* [Web page and app entries]:
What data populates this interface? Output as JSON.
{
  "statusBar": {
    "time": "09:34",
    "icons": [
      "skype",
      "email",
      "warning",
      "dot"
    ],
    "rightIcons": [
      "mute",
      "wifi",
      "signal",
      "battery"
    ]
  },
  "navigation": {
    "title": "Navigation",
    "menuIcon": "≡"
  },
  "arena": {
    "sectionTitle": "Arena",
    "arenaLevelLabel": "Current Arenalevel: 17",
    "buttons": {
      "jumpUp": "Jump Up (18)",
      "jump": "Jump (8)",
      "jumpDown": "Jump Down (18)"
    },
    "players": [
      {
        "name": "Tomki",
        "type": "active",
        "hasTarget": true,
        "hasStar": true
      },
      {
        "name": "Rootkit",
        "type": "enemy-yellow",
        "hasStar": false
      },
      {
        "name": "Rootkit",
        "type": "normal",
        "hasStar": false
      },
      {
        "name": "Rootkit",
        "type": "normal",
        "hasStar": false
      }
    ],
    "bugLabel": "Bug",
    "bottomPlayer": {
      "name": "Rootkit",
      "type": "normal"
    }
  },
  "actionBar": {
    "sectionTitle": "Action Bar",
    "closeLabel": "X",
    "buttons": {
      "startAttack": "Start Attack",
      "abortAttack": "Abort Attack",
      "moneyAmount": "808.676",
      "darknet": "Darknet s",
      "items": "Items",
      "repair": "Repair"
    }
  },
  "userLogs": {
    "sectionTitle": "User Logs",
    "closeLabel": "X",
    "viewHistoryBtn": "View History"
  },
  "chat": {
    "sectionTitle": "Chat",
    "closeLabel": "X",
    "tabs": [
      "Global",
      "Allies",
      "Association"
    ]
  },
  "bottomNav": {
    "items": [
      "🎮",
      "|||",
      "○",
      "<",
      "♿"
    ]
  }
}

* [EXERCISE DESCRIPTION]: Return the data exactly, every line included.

* [SOLUTION TO THIS PROBLEM]:
What data populates this interface? Output as JSON.
{
  "statusBar": {
    "time": "09:34",
    "icons": [
      "skype",
      "email",
      "warning",
      "dot"
    ],
    "rightIcons": [
      "mute",
      "wifi",
      "signal",
      "battery"
    ]
  },
  "navigation": {
    "title": "Navigation",
    "menuIcon": "≡"
  },
  "arena": {
    "sectionTitle": "Arena",
    "arenaLevelLabel": "Current Arenalevel: 17",
    "buttons": {
      "jumpUp": "Jump Up (18)",
      "jump": "Jump (8)",
      "jumpDown": "Jump Down (18)"
    },
    "players": [
      {
        "name": "Tomki",
        "type": "active",
        "hasTarget": true,
        "hasStar": true
      },
      {
        "name": "Rootkit",
        "type": "enemy-yellow",
        "hasStar": false
      },
      {
        "name": "Rootkit",
        "type": "normal",
        "hasStar": false
      },
      {
        "name": "Rootkit",
        "type": "normal",
        "hasStar": false
      }
    ],
    "bugLabel": "Bug",
    "bottomPlayer": {
      "name": "Rootkit",
      "type": "normal"
    }
  },
  "actionBar": {
    "sectionTitle": "Action Bar",
    "closeLabel": "X",
    "buttons": {
      "startAttack": "Start Attack",
      "abortAttack": "Abort Attack",
      "moneyAmount": "808.676",
      "darknet": "Darknet s",
      "items": "Items",
      "repair": "Repair"
    }
  },
  "userLogs": {
    "sectionTitle": "User Logs",
    "closeLabel": "X",
    "viewHistoryBtn": "View History"
  },
  "chat": {
    "sectionTitle": "Chat",
    "closeLabel": "X",
    "tabs": [
      "Global",
      "Allies",
      "Association"
    ]
  },
  "bottomNav": {
    "items": [
      "🎮",
      "|||",
      "○",
      "<",
      "♿"
    ]
  }
}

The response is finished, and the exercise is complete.